…speaking to one another with psalms, hymns and songs from the Spirit. Ephesians 5:19a
Trendy phrases are not usually my friend. I love words. I take great delight in clever uses of words and phrases. Rarely do I ever embrace a trend that minimizes the meaning of great word or maximizes a small one. I’m still struggling not to cringe every time I hear the word, “selfie.” Lord, deliver me!
So, imagine my surprise when I was taken by a new and somewhat odd greeting. “What’s good?” I heard it first on a television show and was right in step with the character who, on receiving that greeting, needed it explained to her. At first I just found it odd. “What’s good?” sounds like something you ask a server in a restaurant. “So, what’s good here? Ah, the meatloaf. Okay.”
On further inspection and exposure I’m now hoping this greeting not only catches on but is taken seriously.

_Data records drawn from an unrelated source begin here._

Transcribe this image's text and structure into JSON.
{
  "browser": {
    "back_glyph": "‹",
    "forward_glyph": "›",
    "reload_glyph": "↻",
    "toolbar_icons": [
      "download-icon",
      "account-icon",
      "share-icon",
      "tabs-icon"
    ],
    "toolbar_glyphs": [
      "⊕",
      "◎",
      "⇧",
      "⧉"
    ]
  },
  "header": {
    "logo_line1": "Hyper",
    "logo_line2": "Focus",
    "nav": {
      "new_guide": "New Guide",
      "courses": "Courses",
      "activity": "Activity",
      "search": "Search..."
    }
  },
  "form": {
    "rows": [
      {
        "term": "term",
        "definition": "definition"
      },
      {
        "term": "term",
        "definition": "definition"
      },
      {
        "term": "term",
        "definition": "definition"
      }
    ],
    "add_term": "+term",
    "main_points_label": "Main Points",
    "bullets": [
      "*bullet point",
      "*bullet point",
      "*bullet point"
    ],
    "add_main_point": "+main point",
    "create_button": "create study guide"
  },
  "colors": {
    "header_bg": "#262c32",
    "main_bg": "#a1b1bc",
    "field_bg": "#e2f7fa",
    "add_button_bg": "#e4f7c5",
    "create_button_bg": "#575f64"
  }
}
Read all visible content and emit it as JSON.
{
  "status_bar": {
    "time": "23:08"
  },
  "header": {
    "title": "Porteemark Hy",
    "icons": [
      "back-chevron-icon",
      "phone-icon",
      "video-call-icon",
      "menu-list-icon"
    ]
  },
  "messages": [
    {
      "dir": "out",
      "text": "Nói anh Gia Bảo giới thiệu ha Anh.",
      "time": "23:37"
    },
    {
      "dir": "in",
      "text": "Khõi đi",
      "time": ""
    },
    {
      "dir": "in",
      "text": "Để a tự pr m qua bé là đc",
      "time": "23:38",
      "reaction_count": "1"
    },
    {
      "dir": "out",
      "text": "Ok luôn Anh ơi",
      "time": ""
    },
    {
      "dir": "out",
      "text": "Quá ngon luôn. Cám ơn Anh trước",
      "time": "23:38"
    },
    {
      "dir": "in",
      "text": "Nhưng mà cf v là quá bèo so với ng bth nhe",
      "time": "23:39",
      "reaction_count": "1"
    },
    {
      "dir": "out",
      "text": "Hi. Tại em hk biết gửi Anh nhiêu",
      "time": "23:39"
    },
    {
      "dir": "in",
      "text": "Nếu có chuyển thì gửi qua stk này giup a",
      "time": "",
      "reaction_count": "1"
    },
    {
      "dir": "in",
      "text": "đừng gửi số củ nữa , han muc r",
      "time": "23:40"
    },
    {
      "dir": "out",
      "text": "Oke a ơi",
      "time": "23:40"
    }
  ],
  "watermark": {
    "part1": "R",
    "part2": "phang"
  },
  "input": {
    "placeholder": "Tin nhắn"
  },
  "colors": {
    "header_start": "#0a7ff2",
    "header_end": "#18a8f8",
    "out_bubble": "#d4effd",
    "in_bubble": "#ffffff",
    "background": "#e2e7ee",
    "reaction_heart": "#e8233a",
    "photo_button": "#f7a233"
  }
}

I hope that unlike its predecessor, “how are you?” which can end in a benign response, that “what’s good?” will cause people to stop and think. What is good? At this moment in time, in my life, what is good?
The question leaves no room for a litany of woes. It does not open the door for “Ugh, it’s Monday!” or “I’m hanging in there.” as does, “How are you?” What’s good, asks the hearer to think and respond with something positive.
Put yourself as the recipient of that question. “What’s good?” Maybe you’re on your way to the meeting you think will end your job. Or, maybe you’ve just come from the doctor who’s ordered more tests or the bank where the loan was denied. Worse, maybe you’re experiencing a little of all of the above. What’s good? Not much! Oh, but wait, what’s good? The sun is shining. I’m still here, breathing. I have people who love me. Oh and someone just cared enough about me to stop and ask, “What’s good?”
Even on the worst day, the day that looks a lot like the passage in Habakkuk 3:17-18, when there are no crops, no livestock and nothing is going right, you can respond, God, God is good. Habakkuk after listing all of his calamities says, “yet, I will rejoice in the Lord.”
It may feel trendy and odd but ask someone today, “What’s good?” The question suggests a positive answer and that positive answer will brighten the day of the responder and the hearer.